Labor News


Money bills top labor's agenda as Congress returns to work

It's not just the numbers that are important, it's anti-worker measures the majority Republicans may try to insert into the measures, too.


Today in labor history: Army attacks protesting veterans in D.C.

On July 28, 1932, General Douglas MacArthur led troops in burning to the ground a shantytown built near the U.S. Capitol by unemployed veterans demanding a promised bonus.


AFGE: Veterans Affairs Dept. problems include retaliating vs. whistleblowers

"When they have sounded the alarm our members faced retaliation and intimidation.

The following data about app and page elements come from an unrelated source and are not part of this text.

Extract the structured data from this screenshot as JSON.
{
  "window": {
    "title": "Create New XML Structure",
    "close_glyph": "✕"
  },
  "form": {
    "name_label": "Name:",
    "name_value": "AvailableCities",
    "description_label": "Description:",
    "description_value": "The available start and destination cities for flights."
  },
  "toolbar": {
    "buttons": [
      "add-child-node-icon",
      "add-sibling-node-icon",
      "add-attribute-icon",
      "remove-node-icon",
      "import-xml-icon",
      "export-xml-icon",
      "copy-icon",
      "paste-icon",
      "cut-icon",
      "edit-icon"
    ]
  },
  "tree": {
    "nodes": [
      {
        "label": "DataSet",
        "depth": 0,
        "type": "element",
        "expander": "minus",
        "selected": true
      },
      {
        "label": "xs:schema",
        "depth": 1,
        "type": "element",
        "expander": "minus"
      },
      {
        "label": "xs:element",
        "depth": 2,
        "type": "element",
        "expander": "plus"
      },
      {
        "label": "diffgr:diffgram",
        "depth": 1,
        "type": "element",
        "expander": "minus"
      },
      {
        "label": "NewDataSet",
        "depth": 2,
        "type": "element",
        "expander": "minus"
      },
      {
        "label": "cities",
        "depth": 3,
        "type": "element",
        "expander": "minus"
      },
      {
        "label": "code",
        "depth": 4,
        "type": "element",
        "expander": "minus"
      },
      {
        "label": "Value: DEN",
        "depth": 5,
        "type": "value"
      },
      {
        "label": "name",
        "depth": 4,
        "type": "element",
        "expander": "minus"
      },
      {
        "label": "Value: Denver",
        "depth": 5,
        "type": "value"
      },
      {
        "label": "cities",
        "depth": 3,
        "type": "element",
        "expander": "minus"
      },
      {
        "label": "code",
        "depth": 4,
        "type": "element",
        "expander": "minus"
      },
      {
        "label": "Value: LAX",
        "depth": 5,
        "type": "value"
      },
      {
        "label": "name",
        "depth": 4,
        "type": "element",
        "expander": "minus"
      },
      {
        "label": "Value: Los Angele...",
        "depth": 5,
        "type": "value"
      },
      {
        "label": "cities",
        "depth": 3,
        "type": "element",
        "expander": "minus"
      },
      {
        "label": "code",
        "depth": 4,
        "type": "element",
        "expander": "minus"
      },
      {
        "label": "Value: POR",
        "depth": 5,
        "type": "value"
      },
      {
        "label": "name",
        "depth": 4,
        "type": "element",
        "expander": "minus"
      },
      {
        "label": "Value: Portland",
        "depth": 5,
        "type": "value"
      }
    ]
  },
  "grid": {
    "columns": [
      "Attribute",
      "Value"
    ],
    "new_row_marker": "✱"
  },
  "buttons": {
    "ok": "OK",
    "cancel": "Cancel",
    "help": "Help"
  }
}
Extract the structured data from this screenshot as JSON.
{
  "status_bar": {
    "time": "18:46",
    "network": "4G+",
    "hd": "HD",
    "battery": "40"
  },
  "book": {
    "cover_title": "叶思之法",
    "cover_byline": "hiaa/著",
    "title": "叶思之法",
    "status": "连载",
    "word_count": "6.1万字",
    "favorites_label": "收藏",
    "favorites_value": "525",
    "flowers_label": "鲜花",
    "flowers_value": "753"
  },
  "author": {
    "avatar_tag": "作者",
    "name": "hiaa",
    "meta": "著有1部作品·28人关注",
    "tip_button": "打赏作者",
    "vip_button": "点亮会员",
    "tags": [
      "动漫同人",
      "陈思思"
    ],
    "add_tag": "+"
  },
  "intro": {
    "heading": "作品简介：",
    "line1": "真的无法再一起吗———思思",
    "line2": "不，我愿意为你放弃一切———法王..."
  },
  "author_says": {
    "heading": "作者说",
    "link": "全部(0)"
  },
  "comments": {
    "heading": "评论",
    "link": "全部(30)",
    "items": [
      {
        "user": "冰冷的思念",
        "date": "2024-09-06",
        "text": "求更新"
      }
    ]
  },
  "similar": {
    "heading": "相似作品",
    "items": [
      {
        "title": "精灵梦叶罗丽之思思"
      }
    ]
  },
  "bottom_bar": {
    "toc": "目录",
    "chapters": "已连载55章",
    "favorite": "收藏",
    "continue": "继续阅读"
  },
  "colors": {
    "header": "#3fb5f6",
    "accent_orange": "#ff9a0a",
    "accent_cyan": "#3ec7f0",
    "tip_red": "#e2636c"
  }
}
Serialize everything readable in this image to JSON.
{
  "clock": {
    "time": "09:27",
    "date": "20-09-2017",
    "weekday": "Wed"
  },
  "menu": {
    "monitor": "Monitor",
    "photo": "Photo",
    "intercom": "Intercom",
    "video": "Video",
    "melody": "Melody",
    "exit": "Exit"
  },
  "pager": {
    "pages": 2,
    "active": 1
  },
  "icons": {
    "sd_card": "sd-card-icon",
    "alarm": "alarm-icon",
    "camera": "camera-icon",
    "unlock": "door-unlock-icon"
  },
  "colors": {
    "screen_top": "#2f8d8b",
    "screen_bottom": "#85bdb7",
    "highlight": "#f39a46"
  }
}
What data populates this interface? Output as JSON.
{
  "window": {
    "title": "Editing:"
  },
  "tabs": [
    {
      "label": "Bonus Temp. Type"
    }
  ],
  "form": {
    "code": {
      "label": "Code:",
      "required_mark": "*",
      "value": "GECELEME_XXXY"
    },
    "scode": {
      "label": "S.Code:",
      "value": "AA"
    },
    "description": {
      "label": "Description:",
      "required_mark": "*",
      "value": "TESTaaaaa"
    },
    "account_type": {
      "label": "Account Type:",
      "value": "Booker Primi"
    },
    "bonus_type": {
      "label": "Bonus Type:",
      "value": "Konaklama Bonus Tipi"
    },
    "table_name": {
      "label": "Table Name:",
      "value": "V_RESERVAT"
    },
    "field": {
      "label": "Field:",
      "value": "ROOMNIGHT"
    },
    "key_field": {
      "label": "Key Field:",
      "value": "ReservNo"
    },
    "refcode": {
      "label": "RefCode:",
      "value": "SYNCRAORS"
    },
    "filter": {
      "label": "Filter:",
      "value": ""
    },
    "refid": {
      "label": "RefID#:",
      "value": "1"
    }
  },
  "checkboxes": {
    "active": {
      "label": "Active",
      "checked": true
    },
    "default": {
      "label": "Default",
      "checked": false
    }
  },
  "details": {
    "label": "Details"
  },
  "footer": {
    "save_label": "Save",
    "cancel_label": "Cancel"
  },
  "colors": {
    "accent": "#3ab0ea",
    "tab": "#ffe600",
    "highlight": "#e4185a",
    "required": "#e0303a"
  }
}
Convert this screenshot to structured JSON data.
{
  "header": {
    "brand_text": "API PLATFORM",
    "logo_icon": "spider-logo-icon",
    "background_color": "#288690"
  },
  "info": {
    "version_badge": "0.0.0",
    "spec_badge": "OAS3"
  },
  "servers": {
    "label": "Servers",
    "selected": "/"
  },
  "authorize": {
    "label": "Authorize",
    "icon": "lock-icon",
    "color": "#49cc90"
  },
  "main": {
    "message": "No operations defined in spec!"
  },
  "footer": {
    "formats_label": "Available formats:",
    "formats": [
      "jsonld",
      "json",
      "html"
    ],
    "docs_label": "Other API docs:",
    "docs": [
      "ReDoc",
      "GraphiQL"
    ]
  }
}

No one should have to choose between keeping their job and speaking out about threats to patient care."


A tribute to Paul C. Neal

Paul C. Neal died one month before his 64th birthday.In addition to many wonderful stories from his family, his union president and a minister who lived on his mail delivery route both spoke eloquently.


Union volunteers dig up a Minnesota graveyard

A mile or so beyond the pavement down a gravel road, the historic Kriedler Cemetery lay nestled in between farm fields and showed the wear of time.


Today in labor history: The Fort Dix stockade rebellion

On June 5th, 1969, more than one hundred imprisoned soldiers rose up against deplorable and inhumane conditions at the Fort Dix stockade in New Jersey.


USPS hiring freeze hurts veterans, postal workers say

While the USPS was closed on Veterans Day, Portland, Ore. postal employees used their day off to say that if USPS really wants to honor veterans, it should hire them.


Administration clashes with government workers

The Obama administration and the American Federation of Government Employees are clashing over collective bargaining rights for thousands of health care workers at the Department of Veterans Affairs.